It is often helpful to have a mentor who has already achieved mastery in the skill to assist you in setting goals, determining benchmarks, and monitoring progress.  Not only will a mentor help provide guidance on achieving skills faster, but they will be able to help determine when you should stretch your goals and help you avoid wasting valuable time.

Coaches from every sport will tell you “Practice doesn’t make perfect, perfect practice makes perfect”.  Maybe this guidance is a bit unrealistic but the important point is that continually making the same mistakes will never lead to mastery.  You have to be able to identify the mistakes and have the discipline to correct them in order to master any skill.  Since most people avoid looking at themselves critically, doing so will give you a huge competitive advantage.

Another tried and true nugget of wisdom is “hard work beats talent when talent doesn’t work hard”.  Again, the exception could be found where natural talent exceeds practice, such as in gymnastics, where physical ability is critical to achieving the most difficult skills.  However, even here, a gymnast that flawlessly performs a simpler routine can outscore another gymnast that can “land” the bigger skill, but not cleanly.  The main point is that persistence to practice and the mental toughness to do it as close to perfect as possible each time is a powerful combination for consistent success and progress toward becoming an expert.

The time it takes to become an expert in any given skill depends upon the complexity of the skill, relevant natural ability or prior experience, and absorption rate.  

The absorption rate is the amount of information that is retained after each practice.  The absorption rate can be improved by understanding your preferred learning method.  Learning methods may include verbal, visual, tactile, or experiential.  For example, if you are told the stove is hot and you believe this, then you may be considered a verbal learner.

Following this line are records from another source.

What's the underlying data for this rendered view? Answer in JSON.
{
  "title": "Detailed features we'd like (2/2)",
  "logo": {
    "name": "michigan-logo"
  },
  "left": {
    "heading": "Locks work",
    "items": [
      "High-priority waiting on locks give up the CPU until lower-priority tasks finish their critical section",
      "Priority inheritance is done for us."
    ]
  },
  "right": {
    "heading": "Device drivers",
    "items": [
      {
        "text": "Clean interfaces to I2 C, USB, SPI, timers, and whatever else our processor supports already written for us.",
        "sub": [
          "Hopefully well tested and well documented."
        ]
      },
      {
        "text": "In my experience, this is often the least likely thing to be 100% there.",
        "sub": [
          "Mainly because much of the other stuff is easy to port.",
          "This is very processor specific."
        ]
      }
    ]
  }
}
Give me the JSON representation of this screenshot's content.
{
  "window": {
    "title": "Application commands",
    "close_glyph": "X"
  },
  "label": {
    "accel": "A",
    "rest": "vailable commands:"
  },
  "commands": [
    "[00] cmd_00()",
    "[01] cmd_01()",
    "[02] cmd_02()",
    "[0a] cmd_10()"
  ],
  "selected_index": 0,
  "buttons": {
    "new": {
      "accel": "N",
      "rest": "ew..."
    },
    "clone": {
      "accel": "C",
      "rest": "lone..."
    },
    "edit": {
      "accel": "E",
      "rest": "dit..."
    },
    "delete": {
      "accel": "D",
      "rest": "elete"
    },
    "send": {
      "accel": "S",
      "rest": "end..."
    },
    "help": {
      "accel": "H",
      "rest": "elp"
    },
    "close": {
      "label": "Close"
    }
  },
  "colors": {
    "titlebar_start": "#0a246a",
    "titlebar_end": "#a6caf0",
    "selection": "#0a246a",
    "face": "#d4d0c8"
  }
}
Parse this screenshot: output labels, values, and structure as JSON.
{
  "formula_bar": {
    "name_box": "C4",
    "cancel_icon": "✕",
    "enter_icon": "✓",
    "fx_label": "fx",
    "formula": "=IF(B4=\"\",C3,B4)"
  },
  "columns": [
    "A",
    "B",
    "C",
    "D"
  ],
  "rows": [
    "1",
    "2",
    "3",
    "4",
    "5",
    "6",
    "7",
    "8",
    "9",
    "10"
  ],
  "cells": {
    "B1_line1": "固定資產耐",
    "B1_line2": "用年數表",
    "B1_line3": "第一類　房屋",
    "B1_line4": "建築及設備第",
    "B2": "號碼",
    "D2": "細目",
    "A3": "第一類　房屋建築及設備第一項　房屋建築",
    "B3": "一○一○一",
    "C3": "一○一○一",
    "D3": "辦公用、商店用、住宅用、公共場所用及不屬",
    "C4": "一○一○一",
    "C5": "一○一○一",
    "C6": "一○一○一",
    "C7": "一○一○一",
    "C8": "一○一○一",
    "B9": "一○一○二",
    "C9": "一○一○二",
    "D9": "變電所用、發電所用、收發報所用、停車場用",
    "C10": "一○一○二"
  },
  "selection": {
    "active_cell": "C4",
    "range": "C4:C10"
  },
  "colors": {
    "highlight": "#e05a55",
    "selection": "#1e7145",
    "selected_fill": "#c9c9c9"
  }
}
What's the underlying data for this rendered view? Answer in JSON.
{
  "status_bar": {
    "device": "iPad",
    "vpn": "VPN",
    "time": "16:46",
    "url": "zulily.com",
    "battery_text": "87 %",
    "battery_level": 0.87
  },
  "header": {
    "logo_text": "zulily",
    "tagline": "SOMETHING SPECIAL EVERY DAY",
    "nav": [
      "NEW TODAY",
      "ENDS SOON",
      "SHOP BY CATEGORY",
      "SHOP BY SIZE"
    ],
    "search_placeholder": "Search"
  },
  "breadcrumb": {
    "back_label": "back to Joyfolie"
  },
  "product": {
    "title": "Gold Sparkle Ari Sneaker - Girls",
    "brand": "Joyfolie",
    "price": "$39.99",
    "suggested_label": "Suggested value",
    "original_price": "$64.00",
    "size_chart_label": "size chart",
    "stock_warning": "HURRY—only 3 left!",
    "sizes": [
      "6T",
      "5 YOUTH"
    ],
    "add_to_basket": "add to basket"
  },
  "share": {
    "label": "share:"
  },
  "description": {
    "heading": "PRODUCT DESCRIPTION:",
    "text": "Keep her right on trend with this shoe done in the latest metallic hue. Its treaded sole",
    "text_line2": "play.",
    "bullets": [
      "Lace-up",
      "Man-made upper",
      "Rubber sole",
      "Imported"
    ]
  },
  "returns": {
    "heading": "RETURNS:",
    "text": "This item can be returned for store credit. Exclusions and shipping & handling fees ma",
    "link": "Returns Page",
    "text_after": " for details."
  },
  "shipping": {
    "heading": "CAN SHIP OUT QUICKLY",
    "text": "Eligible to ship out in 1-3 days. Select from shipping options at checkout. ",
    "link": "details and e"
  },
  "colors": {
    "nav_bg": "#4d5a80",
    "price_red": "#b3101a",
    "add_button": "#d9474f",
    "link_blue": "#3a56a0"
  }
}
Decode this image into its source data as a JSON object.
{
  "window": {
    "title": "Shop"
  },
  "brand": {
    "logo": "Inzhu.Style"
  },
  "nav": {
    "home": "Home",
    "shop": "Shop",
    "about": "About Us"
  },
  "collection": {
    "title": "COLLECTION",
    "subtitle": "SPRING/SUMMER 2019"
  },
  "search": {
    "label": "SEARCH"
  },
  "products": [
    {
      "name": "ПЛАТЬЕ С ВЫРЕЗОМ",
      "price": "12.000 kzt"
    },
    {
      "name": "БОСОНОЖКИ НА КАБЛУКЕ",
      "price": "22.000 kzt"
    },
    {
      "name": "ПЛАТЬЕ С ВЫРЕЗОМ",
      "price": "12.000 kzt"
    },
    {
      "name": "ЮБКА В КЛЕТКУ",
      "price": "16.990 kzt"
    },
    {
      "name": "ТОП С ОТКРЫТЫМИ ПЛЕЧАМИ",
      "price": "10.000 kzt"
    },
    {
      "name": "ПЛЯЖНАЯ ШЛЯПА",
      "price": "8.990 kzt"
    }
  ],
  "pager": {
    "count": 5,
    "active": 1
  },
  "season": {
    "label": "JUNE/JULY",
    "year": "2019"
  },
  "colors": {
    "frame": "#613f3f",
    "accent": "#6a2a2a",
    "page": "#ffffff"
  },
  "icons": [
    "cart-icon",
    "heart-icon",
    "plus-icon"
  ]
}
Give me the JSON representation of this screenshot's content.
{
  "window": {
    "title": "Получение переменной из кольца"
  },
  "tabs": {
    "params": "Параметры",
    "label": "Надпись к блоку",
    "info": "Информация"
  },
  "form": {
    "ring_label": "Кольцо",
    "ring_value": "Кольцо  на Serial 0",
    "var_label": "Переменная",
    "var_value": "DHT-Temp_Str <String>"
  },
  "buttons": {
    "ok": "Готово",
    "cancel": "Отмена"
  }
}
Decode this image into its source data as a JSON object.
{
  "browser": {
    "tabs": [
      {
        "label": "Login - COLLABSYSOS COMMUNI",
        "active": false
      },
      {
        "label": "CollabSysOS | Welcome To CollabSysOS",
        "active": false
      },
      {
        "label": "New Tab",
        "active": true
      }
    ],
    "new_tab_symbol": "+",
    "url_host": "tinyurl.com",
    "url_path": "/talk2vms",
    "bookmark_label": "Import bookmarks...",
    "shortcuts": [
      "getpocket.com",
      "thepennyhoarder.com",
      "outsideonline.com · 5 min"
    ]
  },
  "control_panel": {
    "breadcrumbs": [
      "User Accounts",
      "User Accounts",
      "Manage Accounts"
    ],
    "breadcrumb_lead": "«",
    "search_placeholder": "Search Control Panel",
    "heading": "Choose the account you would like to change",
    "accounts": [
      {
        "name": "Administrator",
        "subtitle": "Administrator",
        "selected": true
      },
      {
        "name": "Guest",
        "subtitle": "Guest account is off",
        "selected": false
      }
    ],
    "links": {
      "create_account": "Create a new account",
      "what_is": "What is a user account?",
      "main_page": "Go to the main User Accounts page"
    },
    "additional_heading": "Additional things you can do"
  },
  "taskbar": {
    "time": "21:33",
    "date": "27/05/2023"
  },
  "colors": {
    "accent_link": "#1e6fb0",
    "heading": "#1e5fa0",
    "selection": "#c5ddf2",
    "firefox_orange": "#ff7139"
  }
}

However, if you are told the stove is hot and you feel the need to test the theory by touching it, you might be an experiential learner. If you are able to recall information when applicable, it may be preferable to having to “learn the hard way” by experiencing the knowledge firsthand.  

Knowledge gained but not applied is also not absorbed.  For example, I “know objectively” that eating greasy foods will clog my arteries and cause weight gain.  I fail to apply this knowledge on a regular basis, however, and the objective scale in my bathroom heartlessly reminds me.  

Knowledge is only absorbed when it becomes available and useful.  Experts have absorbed knowledge that allows them to recognize and analyze opportunities and threats more quickly and with greater assurance of the outcome.  This is a result of their deliberate study.  

Increased practice makes routine but potentially important things automatic.  I appreciate, for example, that the experienced steward has closed and locked the boarding door thousands of times!  Making things automatic allows your mind to focus on stretching to the next level of mastery.